PROMIS Instruments Correlate Better with Legacy Measures in Knee Cartilage Patients at Post-operative than at Pre-operative Assessment
PURPOSE: To define the psychometric properties of the PROMIS Physical Function (PF), Pain Interference (PI) and Depression Computer Adaptive Test (CAT) in patients undergoing knee cartilage surgeries.
METHODS: The PROMIS PF, PI and Depression CAT were administered preoperatively and at 6 months alongside legacy knee patient-reported outcome measures in patients undergoing knee cartilage surgeries. Statistical analysis consisted of time-to-completion, psychometric analysis for correlative strengths, absolute and relative floor and ceiling effects, and Cohen's effect size.
Return to play and performance after shoulder instability in National Basketball Association athletes
HYPOTHESIS: We hypothesized that players in the National Basketball Association (NBA) who sustained a shoulder destabilizing injury could return to play (RTP) successfully at a high rate regardless of treatment type.

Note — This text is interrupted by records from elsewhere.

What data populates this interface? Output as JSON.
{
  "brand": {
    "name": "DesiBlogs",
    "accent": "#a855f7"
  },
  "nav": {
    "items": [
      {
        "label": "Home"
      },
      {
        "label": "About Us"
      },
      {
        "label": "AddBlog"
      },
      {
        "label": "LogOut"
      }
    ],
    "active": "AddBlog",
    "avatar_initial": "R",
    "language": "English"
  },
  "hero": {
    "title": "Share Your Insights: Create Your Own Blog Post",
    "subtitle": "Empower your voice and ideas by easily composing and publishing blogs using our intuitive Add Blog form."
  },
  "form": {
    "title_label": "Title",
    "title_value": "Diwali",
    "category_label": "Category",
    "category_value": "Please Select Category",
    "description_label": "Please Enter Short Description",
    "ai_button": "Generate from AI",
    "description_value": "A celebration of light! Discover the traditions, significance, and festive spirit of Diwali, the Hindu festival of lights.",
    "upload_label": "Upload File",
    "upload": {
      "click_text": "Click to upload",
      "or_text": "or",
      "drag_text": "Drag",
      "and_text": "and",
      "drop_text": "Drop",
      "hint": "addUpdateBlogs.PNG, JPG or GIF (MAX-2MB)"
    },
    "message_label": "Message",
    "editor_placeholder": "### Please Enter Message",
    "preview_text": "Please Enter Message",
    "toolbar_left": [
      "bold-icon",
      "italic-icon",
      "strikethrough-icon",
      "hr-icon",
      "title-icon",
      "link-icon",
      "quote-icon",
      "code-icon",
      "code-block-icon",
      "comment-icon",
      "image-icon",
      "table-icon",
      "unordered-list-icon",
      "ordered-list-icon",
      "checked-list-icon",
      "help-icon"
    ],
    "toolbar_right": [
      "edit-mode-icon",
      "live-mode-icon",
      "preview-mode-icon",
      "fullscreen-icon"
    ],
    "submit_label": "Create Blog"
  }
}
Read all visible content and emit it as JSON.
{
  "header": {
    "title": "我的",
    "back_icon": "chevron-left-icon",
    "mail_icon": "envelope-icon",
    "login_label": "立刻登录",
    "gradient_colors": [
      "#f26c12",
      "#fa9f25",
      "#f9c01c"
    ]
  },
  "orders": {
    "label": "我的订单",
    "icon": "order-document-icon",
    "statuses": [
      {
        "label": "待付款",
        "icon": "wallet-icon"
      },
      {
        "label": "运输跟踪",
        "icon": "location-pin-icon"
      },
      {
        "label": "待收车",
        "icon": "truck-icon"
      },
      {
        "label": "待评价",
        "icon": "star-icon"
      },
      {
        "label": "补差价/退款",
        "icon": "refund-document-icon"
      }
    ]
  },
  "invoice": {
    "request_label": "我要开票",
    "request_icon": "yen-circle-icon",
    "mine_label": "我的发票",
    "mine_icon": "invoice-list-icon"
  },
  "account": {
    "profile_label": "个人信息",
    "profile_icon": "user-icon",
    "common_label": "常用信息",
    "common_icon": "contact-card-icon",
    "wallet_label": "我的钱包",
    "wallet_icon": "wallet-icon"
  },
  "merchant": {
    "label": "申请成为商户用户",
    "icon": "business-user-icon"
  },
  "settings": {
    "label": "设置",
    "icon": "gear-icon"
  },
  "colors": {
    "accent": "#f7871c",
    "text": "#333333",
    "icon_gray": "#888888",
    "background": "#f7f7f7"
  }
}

METHODS: We used publicly available data to identify and evaluate 50 players who sustained an in-season shoulder instability event (subluxation/dislocation) while playing in the NBA. Demographic variables, return to NBA gameplay, incidence of surgery, time to RTP, recurrent instability events, and player efficiency rating (PER) were collected. Overall RTP was determined, and players were compared by type of injury and mode of treatment.